*** Given entries

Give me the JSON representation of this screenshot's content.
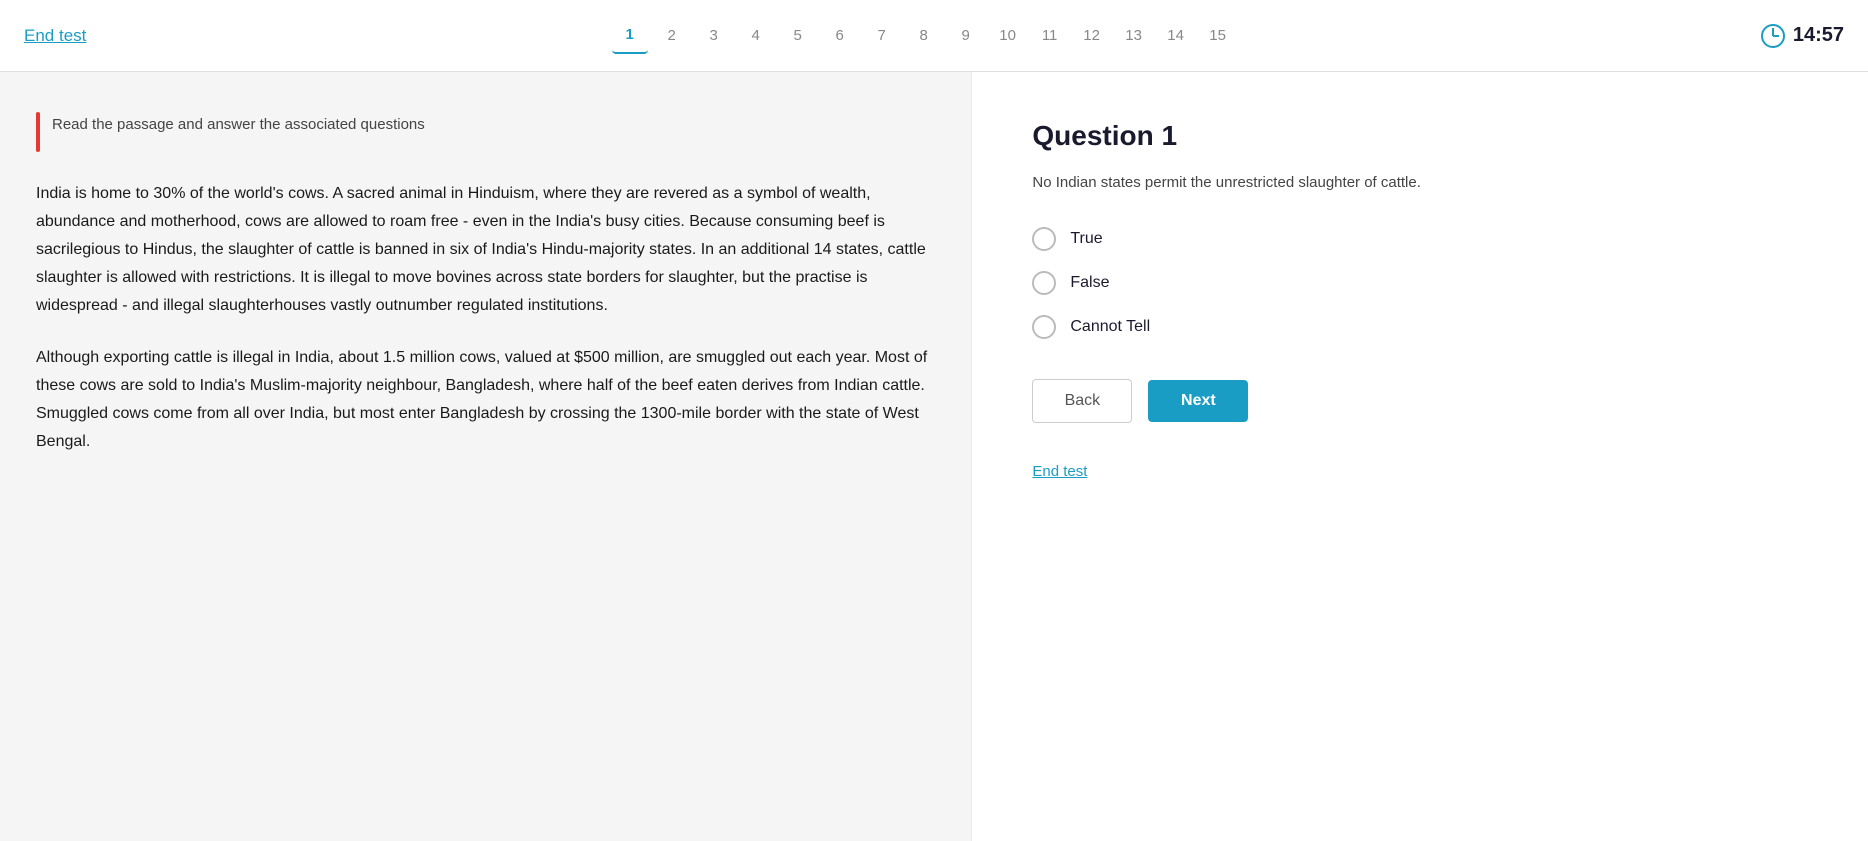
{
  "header": {
    "end_test_label": "End test",
    "question_numbers": [
      "1",
      "2",
      "3",
      "4",
      "5",
      "6",
      "7",
      "8",
      "9",
      "10",
      "11",
      "12",
      "13",
      "14",
      "15"
    ],
    "active_question": 0,
    "timer": "14:57"
  },
  "left_panel": {
    "instruction": "Read the passage and answer the associated questions",
    "passage_paragraphs": [
      "India is home to 30% of the world's cows. A sacred animal in Hinduism, where they are revered as a symbol of wealth, abundance and motherhood, cows are allowed to roam free - even in the India's busy cities. Because consuming beef is sacrilegious to Hindus, the slaughter of cattle is banned in six of India's Hindu-majority states. In an additional 14 states, cattle slaughter is allowed with restrictions. It is illegal to move bovines across state borders for slaughter, but the practise is widespread - and illegal slaughterhouses vastly outnumber regulated institutions.",
      "Although exporting cattle is illegal in India, about 1.5 million cows, valued at $500 million, are smuggled out each year. Most of these cows are sold to India's Muslim-majority neighbour, Bangladesh, where half of the beef eaten derives from Indian cattle. Smuggled cows come from all over India, but most enter Bangladesh by crossing the 1300-mile border with the state of West Bengal."
    ]
  },
  "right_panel": {
    "question_title": "Question 1",
    "question_text": "No Indian states permit the unrestricted slaughter of cattle.",
    "options": [
      {
        "label": "True",
        "id": "true"
      },
      {
        "label": "False",
        "id": "false"
      },
      {
        "label": "Cannot Tell",
        "id": "cannot-tell"
      }
    ],
    "back_label": "Back",
    "next_label": "Next",
    "end_test_label": "End test"
  },
  "colors": {
    "accent": "#1a9dc4",
    "red_bar": "#e53935",
    "active_num": "#1a9dc4"
  }
}
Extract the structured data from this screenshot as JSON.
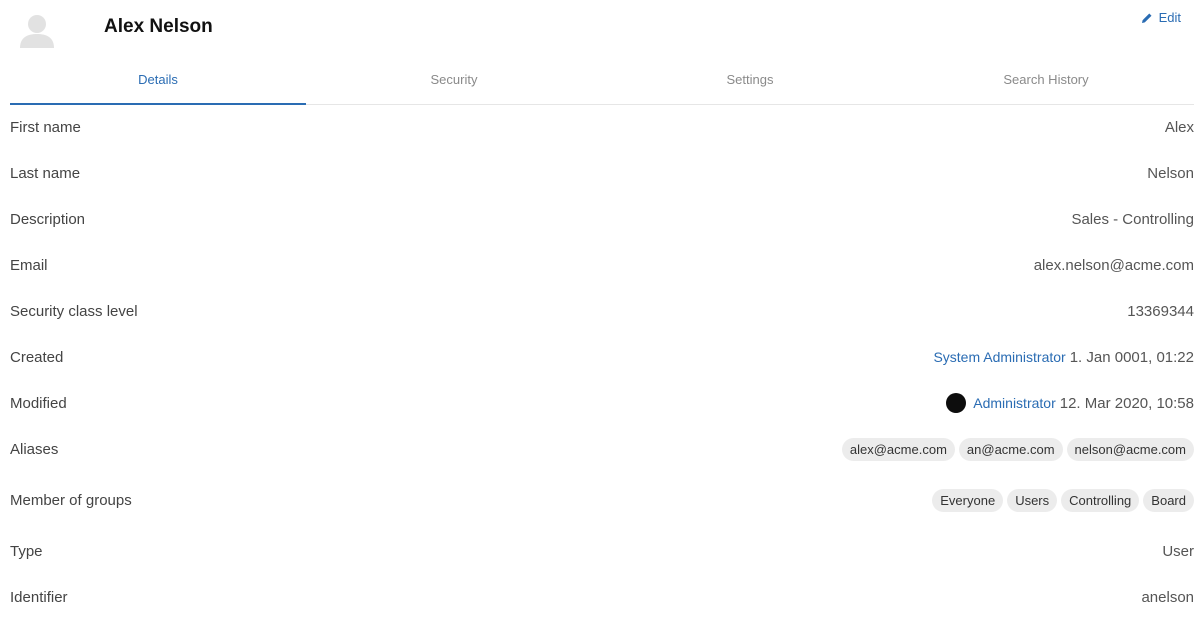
{
  "header": {
    "user_name": "Alex Nelson",
    "edit_label": "Edit",
    "accent_color": "#2a6cb3"
  },
  "tabs": [
    {
      "label": "Details",
      "active": true
    },
    {
      "label": "Security",
      "active": false
    },
    {
      "label": "Settings",
      "active": false
    },
    {
      "label": "Search History",
      "active": false
    }
  ],
  "details": {
    "first_name": {
      "label": "First name",
      "value": "Alex"
    },
    "last_name": {
      "label": "Last name",
      "value": "Nelson"
    },
    "description": {
      "label": "Description",
      "value": "Sales - Controlling"
    },
    "email": {
      "label": "Email",
      "value": "alex.nelson@acme.com"
    },
    "security_class": {
      "label": "Security class level",
      "value": "13369344"
    },
    "created": {
      "label": "Created",
      "by": "System Administrator",
      "date": "1. Jan 0001, 01:22"
    },
    "modified": {
      "label": "Modified",
      "by": "Administrator",
      "date": "12. Mar 2020, 10:58"
    },
    "aliases": {
      "label": "Aliases",
      "items": [
        "alex@acme.com",
        "an@acme.com",
        "nelson@acme.com"
      ]
    },
    "groups": {
      "label": "Member of groups",
      "items": [
        "Everyone",
        "Users",
        "Controlling",
        "Board"
      ]
    },
    "type": {
      "label": "Type",
      "value": "User"
    },
    "identifier": {
      "label": "Identifier",
      "value": "anelson"
    }
  }
}
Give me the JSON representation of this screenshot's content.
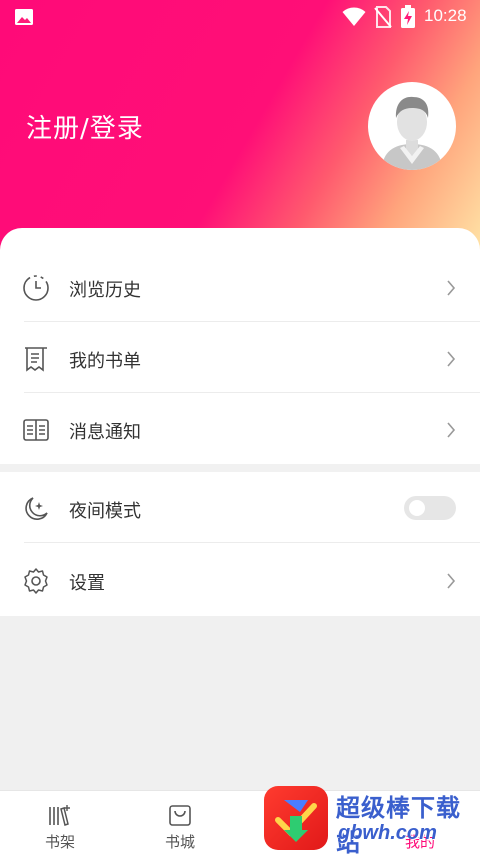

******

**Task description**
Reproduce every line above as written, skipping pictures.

**Result below**
Give me the JSON representation of this screenshot's content.
{
  "header": {
    "end_test_label": "End test",
    "question_numbers": [
      "1",
      "2",
      "3",
      "4",
      "5",
      "6",
      "7",
      "8",
      "9",
      "10",
      "11",
      "12",
      "13",
      "14",
      "15"
    ],
    "active_question": 0,
    "timer": "14:57"
  },
  "left_panel": {
    "instruction": "Read the passage and answer the associated questions",
    "passage_paragraphs": [
      "India is home to 30% of the world's cows. A sacred animal in Hinduism, where they are revered as a symbol of wealth, abundance and motherhood, cows are allowed to roam free - even in the India's busy cities. Because consuming beef is sacrilegious to Hindus, the slaughter of cattle is banned in six of India's Hindu-majority states. In an additional 14 states, cattle slaughter is allowed with restrictions. It is illegal to move bovines across state borders for slaughter, but the practise is widespread - and illegal slaughterhouses vastly outnumber regulated institutions.",
      "Although exporting cattle is illegal in India, about 1.5 million cows, valued at $500 million, are smuggled out each year. Most of these cows are sold to India's Muslim-majority neighbour, Bangladesh, where half of the beef eaten derives from Indian cattle. Smuggled cows come from all over India, but most enter Bangladesh by crossing the 1300-mile border with the state of West Bengal."
    ]
  },
  "right_panel": {
    "question_title": "Question 1",
    "question_text": "No Indian states permit the unrestricted slaughter of cattle.",
    "options": [
      {
        "label": "True",
        "id": "true"
      },
      {
        "label": "False",
        "id": "false"
      },
      {
        "label": "Cannot Tell",
        "id": "cannot-tell"
      }
    ],
    "back_label": "Back",
    "next_label": "Next",
    "end_test_label": "End test"
  },
  "colors": {
    "accent": "#1a9dc4",
    "red_bar": "#e53935",
    "active_num": "#1a9dc4"
  }
}
Extract the structured data from this screenshot as JSON.
{
  "header": {
    "user_name": "Alex Nelson",
    "edit_label": "Edit",
    "accent_color": "#2a6cb3"
  },
  "tabs": [
    {
      "label": "Details",
      "active": true
    },
    {
      "label": "Security",
      "active": false
    },
    {
      "label": "Settings",
      "active": false
    },
    {
      "label": "Search History",
      "active": false
    }
  ],
  "details": {
    "first_name": {
      "label": "First name",
      "value": "Alex"
    },
    "last_name": {
      "label": "Last name",
      "value": "Nelson"
    },
    "description": {
      "label": "Description",
      "value": "Sales - Controlling"
    },
    "email": {
      "label": "Email",
      "value": "alex.nelson@acme.com"
    },
    "security_class": {
      "label": "Security class level",
      "value": "13369344"
    },
    "created": {
      "label": "Created",
      "by": "System Administrator",
      "date": "1. Jan 0001, 01:22"
    },
    "modified": {
      "label": "Modified",
      "by": "Administrator",
      "date": "12. Mar 2020, 10:58"
    },
    "aliases": {
      "label": "Aliases",
      "items": [
        "alex@acme.com",
        "an@acme.com",
        "nelson@acme.com"
      ]
    },
    "groups": {
      "label": "Member of groups",
      "items": [
        "Everyone",
        "Users",
        "Controlling",
        "Board"
      ]
    },
    "type": {
      "label": "Type",
      "value": "User"
    },
    "identifier": {
      "label": "Identifier",
      "value": "anelson"
    }
  }
}
Give me the JSON representation of this screenshot's content.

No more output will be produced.